Data shown START

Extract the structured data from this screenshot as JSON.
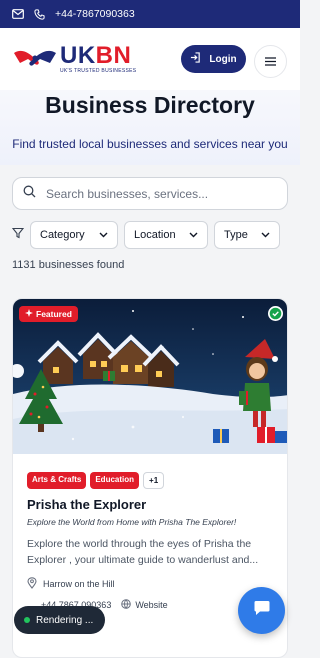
{
  "topbar": {
    "phone": "+44-7867090363"
  },
  "header": {
    "logo_main_uk": "UK",
    "logo_main_bn": "BN",
    "logo_tagline": "UK'S TRUSTED BUSINESSES",
    "login_label": "Login"
  },
  "hero": {
    "title": "Business Directory",
    "subtitle": "Find trusted local businesses and services near you"
  },
  "search": {
    "placeholder": "Search businesses, services..."
  },
  "filters": {
    "category": "Category",
    "location": "Location",
    "type": "Type"
  },
  "results": {
    "count_text": "1131 businesses found"
  },
  "card": {
    "featured_label": "Featured",
    "tags": [
      "Arts & Crafts",
      "Education"
    ],
    "more_tags": "+1",
    "name": "Prisha the Explorer",
    "tagline": "Explore the World from Home with Prisha The Explorer!",
    "description": "Explore the world through the eyes of Prisha the Explorer , your ultimate guide to wanderlust and...",
    "location": "Harrow on the Hill",
    "phone": "+44 7867 090363",
    "website_label": "Website"
  },
  "status": {
    "rendering": "Rendering ..."
  },
  "colors": {
    "brand_navy": "#1e2a78",
    "brand_red": "#e11d2a",
    "chat_blue": "#2f7be8"
  }
}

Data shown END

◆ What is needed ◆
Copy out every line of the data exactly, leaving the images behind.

◆ Written response ◆
Extract the structured data from this screenshot as JSON.
{
  "topbar": {
    "phone": "+44-7867090363"
  },
  "header": {
    "logo_main_uk": "UK",
    "logo_main_bn": "BN",
    "logo_tagline": "UK'S TRUSTED BUSINESSES",
    "login_label": "Login"
  },
  "hero": {
    "title": "Business Directory",
    "subtitle": "Find trusted local businesses and services near you"
  },
  "search": {
    "placeholder": "Search businesses, services..."
  },
  "filters": {
    "category": "Category",
    "location": "Location",
    "type": "Type"
  },
  "results": {
    "count_text": "1131 businesses found"
  },
  "card": {
    "featured_label": "Featured",
    "tags": [
      "Arts & Crafts",
      "Education"
    ],
    "more_tags": "+1",
    "name": "Prisha the Explorer",
    "tagline": "Explore the World from Home with Prisha The Explorer!",
    "description": "Explore the world through the eyes of Prisha the Explorer , your ultimate guide to wanderlust and...",
    "location": "Harrow on the Hill",
    "phone": "+44 7867 090363",
    "website_label": "Website"
  },
  "status": {
    "rendering": "Rendering ..."
  },
  "colors": {
    "brand_navy": "#1e2a78",
    "brand_red": "#e11d2a",
    "chat_blue": "#2f7be8"
  }
}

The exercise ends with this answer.